> _WHAT YOU NEED TO DO_
Wherever a line of the records contains "stats", copy that line.

Excerpts from a dataset
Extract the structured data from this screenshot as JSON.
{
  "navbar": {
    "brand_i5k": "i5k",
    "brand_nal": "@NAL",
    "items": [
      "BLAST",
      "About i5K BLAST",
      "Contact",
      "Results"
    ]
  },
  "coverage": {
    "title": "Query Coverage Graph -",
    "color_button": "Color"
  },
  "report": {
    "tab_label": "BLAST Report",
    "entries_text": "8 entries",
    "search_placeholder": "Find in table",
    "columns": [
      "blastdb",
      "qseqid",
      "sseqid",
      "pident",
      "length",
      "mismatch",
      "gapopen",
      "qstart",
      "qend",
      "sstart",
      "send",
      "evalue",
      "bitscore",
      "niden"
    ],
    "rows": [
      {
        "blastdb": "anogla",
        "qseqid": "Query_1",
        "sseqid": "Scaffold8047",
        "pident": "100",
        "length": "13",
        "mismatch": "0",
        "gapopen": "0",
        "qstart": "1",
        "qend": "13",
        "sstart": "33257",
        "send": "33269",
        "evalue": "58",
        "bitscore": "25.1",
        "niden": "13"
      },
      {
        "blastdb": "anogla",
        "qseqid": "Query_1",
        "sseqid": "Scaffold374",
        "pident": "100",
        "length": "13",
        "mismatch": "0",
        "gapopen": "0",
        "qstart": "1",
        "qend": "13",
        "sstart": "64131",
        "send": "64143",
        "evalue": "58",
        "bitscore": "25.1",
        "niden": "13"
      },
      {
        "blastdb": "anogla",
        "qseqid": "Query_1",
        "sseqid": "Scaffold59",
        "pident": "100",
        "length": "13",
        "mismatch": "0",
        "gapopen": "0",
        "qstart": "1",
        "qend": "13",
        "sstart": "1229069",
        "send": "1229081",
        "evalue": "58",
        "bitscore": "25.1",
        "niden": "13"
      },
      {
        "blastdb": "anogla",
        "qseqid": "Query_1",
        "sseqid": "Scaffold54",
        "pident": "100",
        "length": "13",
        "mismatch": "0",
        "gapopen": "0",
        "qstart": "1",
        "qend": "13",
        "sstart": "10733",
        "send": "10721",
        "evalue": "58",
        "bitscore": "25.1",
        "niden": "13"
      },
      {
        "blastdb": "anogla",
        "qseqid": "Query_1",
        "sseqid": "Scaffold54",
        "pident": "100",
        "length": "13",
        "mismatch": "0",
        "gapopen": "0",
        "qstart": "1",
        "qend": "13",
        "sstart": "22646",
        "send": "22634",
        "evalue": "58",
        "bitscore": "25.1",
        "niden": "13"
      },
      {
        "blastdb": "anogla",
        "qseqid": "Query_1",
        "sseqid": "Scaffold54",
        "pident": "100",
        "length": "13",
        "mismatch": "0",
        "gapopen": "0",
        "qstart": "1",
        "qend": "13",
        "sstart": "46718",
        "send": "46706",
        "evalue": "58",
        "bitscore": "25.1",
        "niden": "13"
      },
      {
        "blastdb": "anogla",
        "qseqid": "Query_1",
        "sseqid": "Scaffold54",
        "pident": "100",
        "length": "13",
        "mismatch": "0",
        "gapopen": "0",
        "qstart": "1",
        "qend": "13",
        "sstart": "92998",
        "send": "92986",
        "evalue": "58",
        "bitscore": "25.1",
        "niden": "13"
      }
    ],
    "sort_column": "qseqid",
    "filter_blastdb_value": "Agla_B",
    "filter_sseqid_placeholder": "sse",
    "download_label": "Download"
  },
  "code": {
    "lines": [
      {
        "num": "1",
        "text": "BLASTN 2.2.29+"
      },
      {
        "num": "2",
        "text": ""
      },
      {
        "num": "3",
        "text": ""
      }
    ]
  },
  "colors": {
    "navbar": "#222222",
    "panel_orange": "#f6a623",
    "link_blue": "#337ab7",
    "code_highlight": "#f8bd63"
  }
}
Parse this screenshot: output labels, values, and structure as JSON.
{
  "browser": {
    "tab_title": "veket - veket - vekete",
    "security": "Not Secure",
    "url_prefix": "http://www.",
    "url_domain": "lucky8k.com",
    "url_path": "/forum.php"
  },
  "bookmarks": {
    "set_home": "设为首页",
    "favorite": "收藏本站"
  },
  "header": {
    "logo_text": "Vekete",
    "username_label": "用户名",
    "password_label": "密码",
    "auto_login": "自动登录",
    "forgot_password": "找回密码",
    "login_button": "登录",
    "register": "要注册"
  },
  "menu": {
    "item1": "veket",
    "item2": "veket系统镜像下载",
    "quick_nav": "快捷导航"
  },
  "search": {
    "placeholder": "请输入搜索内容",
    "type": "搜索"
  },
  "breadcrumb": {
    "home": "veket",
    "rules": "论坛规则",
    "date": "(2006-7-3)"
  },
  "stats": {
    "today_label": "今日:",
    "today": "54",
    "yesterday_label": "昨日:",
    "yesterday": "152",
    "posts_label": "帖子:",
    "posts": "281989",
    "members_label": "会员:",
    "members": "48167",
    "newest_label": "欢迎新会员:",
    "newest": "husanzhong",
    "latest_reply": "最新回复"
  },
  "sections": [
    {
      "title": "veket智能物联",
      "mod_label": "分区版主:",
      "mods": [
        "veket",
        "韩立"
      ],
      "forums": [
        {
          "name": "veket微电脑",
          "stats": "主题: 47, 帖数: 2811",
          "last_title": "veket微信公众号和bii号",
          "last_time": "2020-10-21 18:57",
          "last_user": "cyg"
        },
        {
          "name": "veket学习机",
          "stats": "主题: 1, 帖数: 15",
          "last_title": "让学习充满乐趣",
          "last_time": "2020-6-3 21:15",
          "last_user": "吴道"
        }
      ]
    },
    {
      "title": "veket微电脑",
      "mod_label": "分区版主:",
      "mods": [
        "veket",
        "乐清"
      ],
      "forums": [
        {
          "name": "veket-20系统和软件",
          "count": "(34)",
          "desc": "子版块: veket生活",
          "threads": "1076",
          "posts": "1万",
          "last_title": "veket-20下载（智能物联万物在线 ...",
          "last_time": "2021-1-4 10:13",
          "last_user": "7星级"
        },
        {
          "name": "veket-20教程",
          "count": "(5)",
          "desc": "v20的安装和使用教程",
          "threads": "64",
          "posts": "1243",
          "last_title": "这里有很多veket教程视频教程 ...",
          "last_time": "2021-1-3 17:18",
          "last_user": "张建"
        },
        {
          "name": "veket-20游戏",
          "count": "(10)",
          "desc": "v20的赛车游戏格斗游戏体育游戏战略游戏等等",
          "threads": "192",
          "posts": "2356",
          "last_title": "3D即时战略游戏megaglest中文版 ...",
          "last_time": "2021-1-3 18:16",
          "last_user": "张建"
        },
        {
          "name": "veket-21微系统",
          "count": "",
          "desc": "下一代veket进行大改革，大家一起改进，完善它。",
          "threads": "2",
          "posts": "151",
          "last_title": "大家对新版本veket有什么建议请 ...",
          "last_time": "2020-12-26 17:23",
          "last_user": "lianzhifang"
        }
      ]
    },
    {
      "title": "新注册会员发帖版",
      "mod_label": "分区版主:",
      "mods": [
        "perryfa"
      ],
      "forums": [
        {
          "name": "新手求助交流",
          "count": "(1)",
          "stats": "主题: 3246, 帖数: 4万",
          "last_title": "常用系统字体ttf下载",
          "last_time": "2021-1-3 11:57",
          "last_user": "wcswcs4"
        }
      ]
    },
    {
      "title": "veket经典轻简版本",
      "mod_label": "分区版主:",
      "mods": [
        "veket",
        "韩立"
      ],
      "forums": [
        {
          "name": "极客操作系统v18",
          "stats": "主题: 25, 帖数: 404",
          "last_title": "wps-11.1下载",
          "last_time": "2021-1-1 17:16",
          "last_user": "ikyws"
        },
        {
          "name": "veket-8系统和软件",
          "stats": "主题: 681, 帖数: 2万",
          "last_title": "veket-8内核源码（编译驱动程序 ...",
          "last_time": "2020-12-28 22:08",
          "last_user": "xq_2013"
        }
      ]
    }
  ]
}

> _SOLUTION FOR THIS EXERCISE_
  "stats": {
          "stats": "主题: 47, 帖数: 2811",
          "stats": "主题: 1, 帖数: 15",
          "stats": "主题: 3246, 帖数: 4万",
          "stats": "主题: 25, 帖数: 404",
          "stats": "主题: 681, 帖数: 2万",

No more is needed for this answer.